In these days of US presidential debates, it’s interesting to reflect on Jewish-Christian debates and conversations over history and today.

Once upon a time, when a bishop summoned a Jew, the result was a disputation, a theological debate. The positions, claims and theses of the bishop or Christian theologian were not actually open to dispute. Questioning the validity of Christianity was impossible, “which because of its certainty cannot be subjected to debate,” according to the record of Ramban/Nachmanides’ disputation of 1263 in Barcelona.

In many cases the outcome and implications were pre-ordained – the Jew would lose and the Jewish community would suffer as a result. As recently as 1933, another great Jewish philosopher, Martin Buber, was able to invite a Protestant New Testament scholar to the Jewish Lehrhaus in Stutgart only to have Karl Ludwig Schmidt declare his Christian missionary goals at the outset.

I reflected on this history while peacefully driving home one night last week from the Swedish (Lutheran) Theological Institute, which had invited me to present my Israeli-Jewish critique of the Lutheran bishop’s recent book, in his presence.

Bishop Munib A. Younan has served as the leader of the Evangelical Lutheran Church in Jordan and the Holy Land since 1998. Previously he was pastor to Lutheran congregations in his native Jerusalem, in Bet Jala and in Ramallah. To date, Bishop Younan has authored two collections of essays and speeches. The present work is entitled “Our Shared Witness: A Voice for Justice and Reconciliation.” The book includes essays about the life and work of Lutherans in the Holy Land, essays and speeches given over the last three years, and several sermons.

As the title suggests, reconciliation is a recurring theme in the bishop’s writing and preaching. He often speaks of “contextual” theology. His writing clearly displays his Jerusalem context in which he’s rubbed shoulders with Jews. Both Jews and Muslims, Judaism and Islam, are addressed in various essays. Christian-Muslim relations are discussed as the Bishop approvingly writes about “A Common Word between Us and You,” which is an open letter (PDF) from Muslim leaders to Christian leaders calling for peaceful relations.

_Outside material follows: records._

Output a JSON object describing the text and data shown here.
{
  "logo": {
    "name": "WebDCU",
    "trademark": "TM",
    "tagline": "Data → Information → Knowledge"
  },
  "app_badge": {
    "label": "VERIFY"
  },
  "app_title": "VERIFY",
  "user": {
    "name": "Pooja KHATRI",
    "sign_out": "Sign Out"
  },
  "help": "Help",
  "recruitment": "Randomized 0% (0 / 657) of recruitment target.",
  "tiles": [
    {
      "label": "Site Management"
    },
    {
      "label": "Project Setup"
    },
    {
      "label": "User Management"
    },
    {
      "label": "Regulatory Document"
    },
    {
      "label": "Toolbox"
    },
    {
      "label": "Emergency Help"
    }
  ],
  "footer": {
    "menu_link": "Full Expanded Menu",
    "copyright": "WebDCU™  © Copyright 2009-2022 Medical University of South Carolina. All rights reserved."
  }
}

In my critique of the book I was happy to acknowledge the bishop’s familiarity with Jews and Judaism. His use of Hebrew terminology is clearly comfortable. We find him mentioning hessed (lovingkindness), tzedaka (justice-charity), Torah, and the sage Hillel. He highlights the importance of dialog and mentions specific frameworks in which he’s met, conversed with and learned from Jews. I’m proud to have participated in many sessions of the “Jonah” group together with him and other Christian and Jewish religious leaders and teachers. In his own remarks, the Bishop lamented that only thanks to the catalytic effect of a conference in Sigtuna,Sweden, did he commence meetings with Muslims and Jews. The Swedes who convened this book launch can be justly gratified.

Sensitivity to Israelis and Israel is another theme found in the bishop’s writing. In Part 2, entitled “Messages of Reconciliation for a World of Division,” Younan writes with evenhandedness and recognition of Israelis’ concerns. He notes the “fear Israelis face because of ongoing violence” (p.81) and acknowledges the “growth of extremism among both Palestinians and Israelis” (p.100). True to the title of the section, he issues a call to “support Palestinians and Israelis working together for peace” (p. 101). Most importantly, he speaks of Palestinian Christian leaders who endorse nonviolence and support “teaching the Palestinian people to see the image of God in the Israeli people” (p. 102).

Bishop Munib Younan (photo credit: CC BY Kirkens informasjonstjeneste/Wikipedia)

Bishop Munib Younan (photo credit: CC BY Kirkens informasjonstjeneste/Wikipedia)

In a biographical aside, Younan describes “growing up four minutes from the Jews’ Western Wall” and speaks of Jerusalem as the “center of Jewish religious life” (p. 112). A passage on Jerusalem is summed up with the words “it seems obvious to me that peace will not reign in the City of Peace unless way is made for the three faiths and two peoples to share the city” (p. 113).

My greatest concern was how (and if) these words were heard by the local Arabic-speaking population. I was happy to hear that at the previous book launch, last week in Bethlehem, the book sold out.

Indeed, the word “shared” in Bishop Younan’s title is apposite. There is much that peace-loving Israeli Jews who see God’s image in Jew and Arab alike can share with this pastor’s words.

The opinions, facts and any media content here are presented solely by the author, and The Times of Israel assumes no responsibility for them. In case of abuse, report this post.